Most governments need to finance their deficits. To do so they issue govern-
ment debt. The debt can be short term, in which case we call it a Treasury Bill,
which will promise a given cashflow sometime within the next year. A treasury
bill is the typical example of a risk free security, there is no uncertainty about the
future payments. If government debt is long term, over a year, it is typically is-
sued as government bonds, with annual payments of coupons and a repayment of
the face value at the bond maturity. Since governments can always print money,
there is no uncertainty about whether you get your money back when you hold
a long term government bond. But government bonds are still not as risk free
as treasury bills. The reason is that there is always uncertainty about the future
worth of a dollar (or pound, or mark) due to inflation.
A more risky security is corporate equity, or stocks. A corporate equity gives
the owner the right to a dividend from the corporation. The dividend is a function
of the profitability of the corporation. Since this profitability is quite variable for
most companies, the cashflows from a stock will be risky. Historically, though,
at least in the U.S, the return from holding equity has been on average much
higher than the return from holding government debt.
Some of the largest financial markets are markets in derivatives, securities
whose payo depend on the price of some other security, or even on the prices
of real (as opposed to financial) goods. Futures markets are markets where one
can fix a price today for a future delivery of some good. Options markets are
markets where one can fix a price today for a future contingent delivery of some
good.
1.3 Financial Markets 5

We usually make a distinction between the primary and the secondary mar-
ket. The primary market is at the issue of a security. Treasury securities are
often issued to the general public by an auction where anybody can send in bids.
This is then the primary market for treasury securities. When a corporation is-
sues equities for the first time, the Initial Public Oering, this is the primary
market for equities.
When securities are traded after they have been issued (in the primary mar-
ket), they are said to be traded in the secondary market. In terms of volume and
value, the secondary market dwarfs the primary market. Many do not understand
why secondary markets are important, because they only seem to be zero sum
games. (If somebody makes a gain buying a stock the seller must be a loser.)
These people miss some important services that financial markets provide:
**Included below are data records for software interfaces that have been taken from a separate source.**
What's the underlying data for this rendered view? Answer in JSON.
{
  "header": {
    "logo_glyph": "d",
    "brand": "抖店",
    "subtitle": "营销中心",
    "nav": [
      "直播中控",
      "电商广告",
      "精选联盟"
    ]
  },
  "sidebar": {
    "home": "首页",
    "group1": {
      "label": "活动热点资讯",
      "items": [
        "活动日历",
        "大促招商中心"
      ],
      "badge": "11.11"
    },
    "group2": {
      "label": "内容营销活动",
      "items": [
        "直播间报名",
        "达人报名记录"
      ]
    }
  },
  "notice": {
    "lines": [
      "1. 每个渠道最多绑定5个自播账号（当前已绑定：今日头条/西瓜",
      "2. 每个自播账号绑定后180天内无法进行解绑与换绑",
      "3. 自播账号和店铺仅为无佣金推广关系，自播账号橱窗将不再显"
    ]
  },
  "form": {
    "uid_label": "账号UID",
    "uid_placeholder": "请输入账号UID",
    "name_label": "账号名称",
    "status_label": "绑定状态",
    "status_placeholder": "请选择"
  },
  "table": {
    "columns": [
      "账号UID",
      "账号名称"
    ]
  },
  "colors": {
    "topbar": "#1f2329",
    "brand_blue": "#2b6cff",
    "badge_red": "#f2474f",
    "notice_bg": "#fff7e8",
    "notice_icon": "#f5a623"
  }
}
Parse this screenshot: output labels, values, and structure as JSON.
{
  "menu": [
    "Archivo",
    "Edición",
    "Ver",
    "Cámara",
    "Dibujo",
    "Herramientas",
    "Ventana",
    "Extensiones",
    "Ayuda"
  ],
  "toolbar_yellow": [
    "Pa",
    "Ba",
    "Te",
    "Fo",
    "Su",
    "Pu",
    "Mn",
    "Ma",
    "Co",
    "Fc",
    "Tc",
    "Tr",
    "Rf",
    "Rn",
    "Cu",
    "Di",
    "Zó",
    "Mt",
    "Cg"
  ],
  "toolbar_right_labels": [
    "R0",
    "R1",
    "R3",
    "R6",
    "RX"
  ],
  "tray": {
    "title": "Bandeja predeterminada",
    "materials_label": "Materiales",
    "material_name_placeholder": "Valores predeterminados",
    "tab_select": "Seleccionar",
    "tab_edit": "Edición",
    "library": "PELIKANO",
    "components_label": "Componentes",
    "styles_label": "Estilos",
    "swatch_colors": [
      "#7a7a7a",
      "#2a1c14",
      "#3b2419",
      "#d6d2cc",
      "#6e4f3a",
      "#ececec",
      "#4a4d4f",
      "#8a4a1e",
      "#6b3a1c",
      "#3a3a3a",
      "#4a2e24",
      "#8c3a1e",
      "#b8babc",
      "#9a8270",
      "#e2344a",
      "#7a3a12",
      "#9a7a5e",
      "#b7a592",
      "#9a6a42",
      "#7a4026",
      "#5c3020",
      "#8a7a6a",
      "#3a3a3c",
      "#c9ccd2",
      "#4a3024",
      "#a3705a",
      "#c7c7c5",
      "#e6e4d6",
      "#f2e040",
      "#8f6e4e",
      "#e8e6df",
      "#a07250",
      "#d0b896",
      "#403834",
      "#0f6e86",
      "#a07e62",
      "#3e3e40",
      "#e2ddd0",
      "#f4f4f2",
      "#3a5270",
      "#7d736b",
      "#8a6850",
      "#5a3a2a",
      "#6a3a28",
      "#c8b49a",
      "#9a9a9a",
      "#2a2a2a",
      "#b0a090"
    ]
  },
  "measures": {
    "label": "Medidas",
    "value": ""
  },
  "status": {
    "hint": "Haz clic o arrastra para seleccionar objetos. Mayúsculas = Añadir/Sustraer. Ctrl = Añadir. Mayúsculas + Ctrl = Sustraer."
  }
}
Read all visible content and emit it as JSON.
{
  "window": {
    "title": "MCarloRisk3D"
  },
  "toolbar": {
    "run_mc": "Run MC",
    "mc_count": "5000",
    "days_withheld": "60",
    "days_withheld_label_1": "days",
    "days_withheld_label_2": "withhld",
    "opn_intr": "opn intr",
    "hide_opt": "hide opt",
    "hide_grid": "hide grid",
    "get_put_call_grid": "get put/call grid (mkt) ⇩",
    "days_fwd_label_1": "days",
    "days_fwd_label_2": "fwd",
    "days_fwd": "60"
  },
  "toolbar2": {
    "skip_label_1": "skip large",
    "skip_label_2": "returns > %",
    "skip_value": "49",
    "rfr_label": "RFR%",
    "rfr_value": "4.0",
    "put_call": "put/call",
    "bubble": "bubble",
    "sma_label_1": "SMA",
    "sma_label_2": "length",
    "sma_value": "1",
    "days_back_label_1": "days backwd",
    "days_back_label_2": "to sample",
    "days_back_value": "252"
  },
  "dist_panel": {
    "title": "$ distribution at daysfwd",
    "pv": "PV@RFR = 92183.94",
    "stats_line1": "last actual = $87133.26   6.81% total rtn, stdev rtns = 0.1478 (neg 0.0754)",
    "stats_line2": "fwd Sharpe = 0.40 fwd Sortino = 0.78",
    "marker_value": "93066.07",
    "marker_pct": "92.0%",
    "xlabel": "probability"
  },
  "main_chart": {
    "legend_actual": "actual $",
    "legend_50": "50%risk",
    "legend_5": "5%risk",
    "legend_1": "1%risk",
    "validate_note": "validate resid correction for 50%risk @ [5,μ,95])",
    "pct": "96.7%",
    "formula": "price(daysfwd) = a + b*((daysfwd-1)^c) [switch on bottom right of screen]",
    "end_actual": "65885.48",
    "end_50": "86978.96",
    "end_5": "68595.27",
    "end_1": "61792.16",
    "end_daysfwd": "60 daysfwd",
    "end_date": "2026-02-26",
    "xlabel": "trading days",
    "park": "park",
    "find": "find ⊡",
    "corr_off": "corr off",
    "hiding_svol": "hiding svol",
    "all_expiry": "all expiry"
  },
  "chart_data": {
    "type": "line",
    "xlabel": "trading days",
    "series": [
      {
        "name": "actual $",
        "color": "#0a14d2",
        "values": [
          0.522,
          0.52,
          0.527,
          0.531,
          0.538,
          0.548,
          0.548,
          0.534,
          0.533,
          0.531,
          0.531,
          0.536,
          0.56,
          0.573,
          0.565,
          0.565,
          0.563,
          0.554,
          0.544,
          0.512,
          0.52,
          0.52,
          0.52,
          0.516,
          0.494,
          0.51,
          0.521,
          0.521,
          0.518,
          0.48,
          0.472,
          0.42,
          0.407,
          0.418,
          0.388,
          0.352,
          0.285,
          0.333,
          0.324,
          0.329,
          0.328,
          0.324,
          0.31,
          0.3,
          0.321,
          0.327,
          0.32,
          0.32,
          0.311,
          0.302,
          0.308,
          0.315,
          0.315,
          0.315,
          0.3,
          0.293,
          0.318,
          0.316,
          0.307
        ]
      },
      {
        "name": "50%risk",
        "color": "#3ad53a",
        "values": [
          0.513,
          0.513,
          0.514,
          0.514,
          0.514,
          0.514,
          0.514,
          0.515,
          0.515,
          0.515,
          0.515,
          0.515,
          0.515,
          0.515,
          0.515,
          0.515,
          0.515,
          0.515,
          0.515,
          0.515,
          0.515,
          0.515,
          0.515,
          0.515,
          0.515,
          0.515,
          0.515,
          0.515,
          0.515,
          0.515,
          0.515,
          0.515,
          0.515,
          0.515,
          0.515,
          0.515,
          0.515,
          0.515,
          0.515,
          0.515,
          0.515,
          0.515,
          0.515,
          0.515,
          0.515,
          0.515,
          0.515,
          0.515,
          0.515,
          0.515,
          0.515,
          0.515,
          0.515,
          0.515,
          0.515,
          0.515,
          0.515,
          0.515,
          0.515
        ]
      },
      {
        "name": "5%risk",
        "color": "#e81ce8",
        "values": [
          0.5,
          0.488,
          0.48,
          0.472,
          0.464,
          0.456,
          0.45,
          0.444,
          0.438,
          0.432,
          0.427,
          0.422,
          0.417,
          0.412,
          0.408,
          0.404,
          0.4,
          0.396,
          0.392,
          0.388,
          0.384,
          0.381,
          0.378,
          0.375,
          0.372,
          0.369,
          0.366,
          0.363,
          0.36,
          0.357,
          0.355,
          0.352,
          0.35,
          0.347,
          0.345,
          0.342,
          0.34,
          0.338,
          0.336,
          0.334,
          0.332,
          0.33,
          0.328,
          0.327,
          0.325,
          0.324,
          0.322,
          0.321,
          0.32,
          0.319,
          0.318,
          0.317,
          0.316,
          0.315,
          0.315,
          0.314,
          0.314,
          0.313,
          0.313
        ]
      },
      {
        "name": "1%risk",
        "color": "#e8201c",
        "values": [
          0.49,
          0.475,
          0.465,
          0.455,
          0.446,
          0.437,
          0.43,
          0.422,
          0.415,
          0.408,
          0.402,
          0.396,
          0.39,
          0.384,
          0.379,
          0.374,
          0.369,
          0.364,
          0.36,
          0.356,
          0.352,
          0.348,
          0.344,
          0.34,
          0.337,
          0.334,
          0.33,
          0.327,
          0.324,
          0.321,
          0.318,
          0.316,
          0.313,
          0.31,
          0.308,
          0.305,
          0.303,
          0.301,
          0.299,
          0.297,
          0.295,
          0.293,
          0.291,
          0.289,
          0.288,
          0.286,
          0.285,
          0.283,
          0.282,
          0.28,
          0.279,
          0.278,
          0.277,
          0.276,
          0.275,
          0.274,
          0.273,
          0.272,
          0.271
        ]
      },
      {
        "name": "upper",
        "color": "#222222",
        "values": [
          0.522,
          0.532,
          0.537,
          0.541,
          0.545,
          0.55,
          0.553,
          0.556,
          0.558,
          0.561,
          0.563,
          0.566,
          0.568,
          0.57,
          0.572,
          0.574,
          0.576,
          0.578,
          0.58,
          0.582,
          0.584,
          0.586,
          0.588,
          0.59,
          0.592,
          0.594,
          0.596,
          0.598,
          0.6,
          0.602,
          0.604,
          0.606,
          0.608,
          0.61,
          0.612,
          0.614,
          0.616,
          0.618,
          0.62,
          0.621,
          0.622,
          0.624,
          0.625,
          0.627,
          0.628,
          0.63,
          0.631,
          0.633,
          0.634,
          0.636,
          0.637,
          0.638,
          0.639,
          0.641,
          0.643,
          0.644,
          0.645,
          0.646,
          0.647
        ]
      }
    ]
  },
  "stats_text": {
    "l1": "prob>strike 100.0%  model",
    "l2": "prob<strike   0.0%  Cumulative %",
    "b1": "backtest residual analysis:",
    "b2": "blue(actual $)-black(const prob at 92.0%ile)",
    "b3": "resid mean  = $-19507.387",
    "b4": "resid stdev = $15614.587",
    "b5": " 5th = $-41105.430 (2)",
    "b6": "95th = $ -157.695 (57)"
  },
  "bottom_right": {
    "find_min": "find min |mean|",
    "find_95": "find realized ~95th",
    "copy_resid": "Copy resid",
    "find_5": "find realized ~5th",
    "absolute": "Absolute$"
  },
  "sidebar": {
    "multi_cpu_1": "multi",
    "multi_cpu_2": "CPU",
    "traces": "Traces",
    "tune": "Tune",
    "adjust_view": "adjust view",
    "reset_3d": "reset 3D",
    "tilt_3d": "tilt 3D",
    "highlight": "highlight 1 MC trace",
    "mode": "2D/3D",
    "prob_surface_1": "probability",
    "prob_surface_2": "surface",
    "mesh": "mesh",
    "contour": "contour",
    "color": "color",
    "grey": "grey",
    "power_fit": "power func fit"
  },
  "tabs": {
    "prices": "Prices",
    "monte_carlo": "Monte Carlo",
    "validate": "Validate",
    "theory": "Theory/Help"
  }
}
Hedging (risk insurance).

Intertemporal matching of liquidity needs.

Price signals to primary market.

Relative to the amounts being bought and sold in financial markets, the costs
of transacting are small. (Hey, all you are doing is shuing paper around.) The
costs are not zero (How do you think stockbrokers survive?), but they are closer to
the economists definition of a perfect market than most other markets. It is this
that makes it justifiable for us to make an assumption of perfect capital markets,
markets where it is costless to transact. Their existence would in practice lead to
extreme investment strategies, like: Never realize any capital gains until you die,
realize losses as soon as they occur, shield dividends from taxation by borrowing
money. When we use them in our models, they are best thought of as reasonable
approximations to the true market.